Yet works like this (as with Sun and Sea) can encounter accusations of hypocrisy that threaten to blunt their actions. After all, Eliasson has literally contributed to melting Arctic ice through removing 30 chunks of it. Attempting to head off such criticism, three times the carbon offset cost was donated to the Woodland Trust, and while some would spin this as making the project carbon-neutral or even net-positive, this overlooks the fact that such emissions were fundamentally avoidable. Yet just because emissions occurred does not delegitimise the project outright. Instead, it is a core part of the ethical tangle that artists face; almost all art is made from resources with some carbon cost.
The Venice production of Sun & Sea featured over 25 tonnes of imported sand – imported at an inevitable price. Yet this is also the logic used to undermine the efforts of climate change campaigners in many sectors. Climate crisis art can never really escape the bind that – even if carbon neutral, with reused or upcycled design – there is a debatable opportunity cost – even then. When time is running out and urgent practical, political intervention is required, then all art could be considered a self-indulgent (and even harmful) luxury.

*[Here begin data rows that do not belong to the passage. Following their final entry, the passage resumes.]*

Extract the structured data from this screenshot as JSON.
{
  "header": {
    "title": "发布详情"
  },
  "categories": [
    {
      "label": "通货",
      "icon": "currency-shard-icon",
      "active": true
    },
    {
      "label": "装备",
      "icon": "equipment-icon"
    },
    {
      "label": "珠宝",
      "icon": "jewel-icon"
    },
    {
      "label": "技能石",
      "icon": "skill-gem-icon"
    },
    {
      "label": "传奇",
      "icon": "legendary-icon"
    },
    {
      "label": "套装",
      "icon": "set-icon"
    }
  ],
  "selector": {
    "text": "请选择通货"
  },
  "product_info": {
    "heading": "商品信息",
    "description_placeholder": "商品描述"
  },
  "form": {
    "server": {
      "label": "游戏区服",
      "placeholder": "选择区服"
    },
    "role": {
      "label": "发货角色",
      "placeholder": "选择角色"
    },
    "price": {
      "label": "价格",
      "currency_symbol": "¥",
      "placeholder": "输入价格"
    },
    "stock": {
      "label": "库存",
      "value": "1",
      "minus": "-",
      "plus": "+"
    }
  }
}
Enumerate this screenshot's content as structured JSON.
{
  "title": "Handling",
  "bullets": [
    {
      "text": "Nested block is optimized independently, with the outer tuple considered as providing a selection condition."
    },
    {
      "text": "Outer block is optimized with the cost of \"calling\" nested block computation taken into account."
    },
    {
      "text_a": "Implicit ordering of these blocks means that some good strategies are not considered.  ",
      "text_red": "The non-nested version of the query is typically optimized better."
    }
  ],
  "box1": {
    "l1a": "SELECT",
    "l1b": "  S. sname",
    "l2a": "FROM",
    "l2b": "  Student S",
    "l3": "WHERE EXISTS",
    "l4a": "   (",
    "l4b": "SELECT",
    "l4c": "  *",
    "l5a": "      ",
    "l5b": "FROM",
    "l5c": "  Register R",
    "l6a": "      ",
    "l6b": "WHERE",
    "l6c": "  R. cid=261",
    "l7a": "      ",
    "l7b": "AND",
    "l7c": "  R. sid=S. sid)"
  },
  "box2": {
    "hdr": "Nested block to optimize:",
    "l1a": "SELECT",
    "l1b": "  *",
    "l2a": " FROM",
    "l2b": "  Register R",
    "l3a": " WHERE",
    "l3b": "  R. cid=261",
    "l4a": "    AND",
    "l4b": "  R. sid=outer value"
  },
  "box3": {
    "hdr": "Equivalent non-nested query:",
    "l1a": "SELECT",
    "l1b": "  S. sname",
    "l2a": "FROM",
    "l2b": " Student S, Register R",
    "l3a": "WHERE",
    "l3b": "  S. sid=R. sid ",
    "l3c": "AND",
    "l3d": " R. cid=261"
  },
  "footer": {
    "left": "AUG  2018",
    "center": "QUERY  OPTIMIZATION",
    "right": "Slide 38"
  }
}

Writing on Sun & Sea (as well as other recent climate-themed exhibitions and shows), Eloise Hendy notes that ‘the performers’ dilemma is the same one we all face, namely how to spend our days at the end of the world; how to fiddle while the world burns’. Does anything that is not purely activist itself have value?

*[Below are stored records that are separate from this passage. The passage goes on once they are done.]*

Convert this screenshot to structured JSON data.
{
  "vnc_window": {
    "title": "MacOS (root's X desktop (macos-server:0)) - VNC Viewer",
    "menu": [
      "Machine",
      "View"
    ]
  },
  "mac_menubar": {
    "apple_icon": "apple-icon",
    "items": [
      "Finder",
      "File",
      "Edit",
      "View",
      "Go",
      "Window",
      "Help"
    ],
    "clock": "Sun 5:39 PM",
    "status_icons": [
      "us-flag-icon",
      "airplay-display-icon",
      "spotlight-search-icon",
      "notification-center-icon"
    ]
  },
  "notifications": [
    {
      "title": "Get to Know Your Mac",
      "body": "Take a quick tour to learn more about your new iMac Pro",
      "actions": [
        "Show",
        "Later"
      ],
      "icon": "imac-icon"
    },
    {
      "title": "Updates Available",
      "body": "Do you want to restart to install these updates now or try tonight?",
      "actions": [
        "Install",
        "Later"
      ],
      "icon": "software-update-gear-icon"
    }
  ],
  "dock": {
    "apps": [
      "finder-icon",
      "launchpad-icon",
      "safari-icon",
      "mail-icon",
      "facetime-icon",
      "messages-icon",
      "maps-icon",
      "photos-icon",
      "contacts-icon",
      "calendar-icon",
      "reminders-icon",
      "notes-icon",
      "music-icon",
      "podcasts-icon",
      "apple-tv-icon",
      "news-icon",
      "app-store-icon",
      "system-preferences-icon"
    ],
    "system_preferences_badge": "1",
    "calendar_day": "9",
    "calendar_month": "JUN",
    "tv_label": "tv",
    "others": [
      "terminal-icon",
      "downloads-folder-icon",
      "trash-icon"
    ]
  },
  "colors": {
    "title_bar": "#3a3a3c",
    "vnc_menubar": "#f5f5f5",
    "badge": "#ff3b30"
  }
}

For all the claims made about the power of art, it is highly unlikely that art will ever save us in and of itself. Sun & Sea seems to know this. Art plays a role in protest, yet protest likely cannot be artistic alone. Perhaps the true value of art in a time of emergency is its provision of a space of ethical reflection. Art’s merits are not in activism as an end in itself, but instead in how it equips audiences with knowledge and tools that make activism more effective – as well as making life worth living. Theatre, particularly, is a shared space, in which the cold facts of the climate crisis meet the complex human reality of life. Art, then, is perhaps akin to a beach holiday; it can be something of a luxury, but also brings you together with strangers, offering relaxation and rejuvenation, before returning to action elsewhere revitalised. In Sun & Sea, we look down on the beachgoers, perhaps in judgement, but it is ourselves we are judging too. This judgement is no mere condemnation, but – hopefully – a resolution for action.
Sun & SeaComposed by Lina Lapelytė, Libretto by Vaiva Grainytė, Translated from Lithuanian by Rimas Užgiris, Direction and Scenography by Rugilė Barzdžiukaitė, Concept and Development by Lina Lapelytė, Vaiva Grainytė and Rugilė Barzdžiukaitė
Reviewed 7th July 2022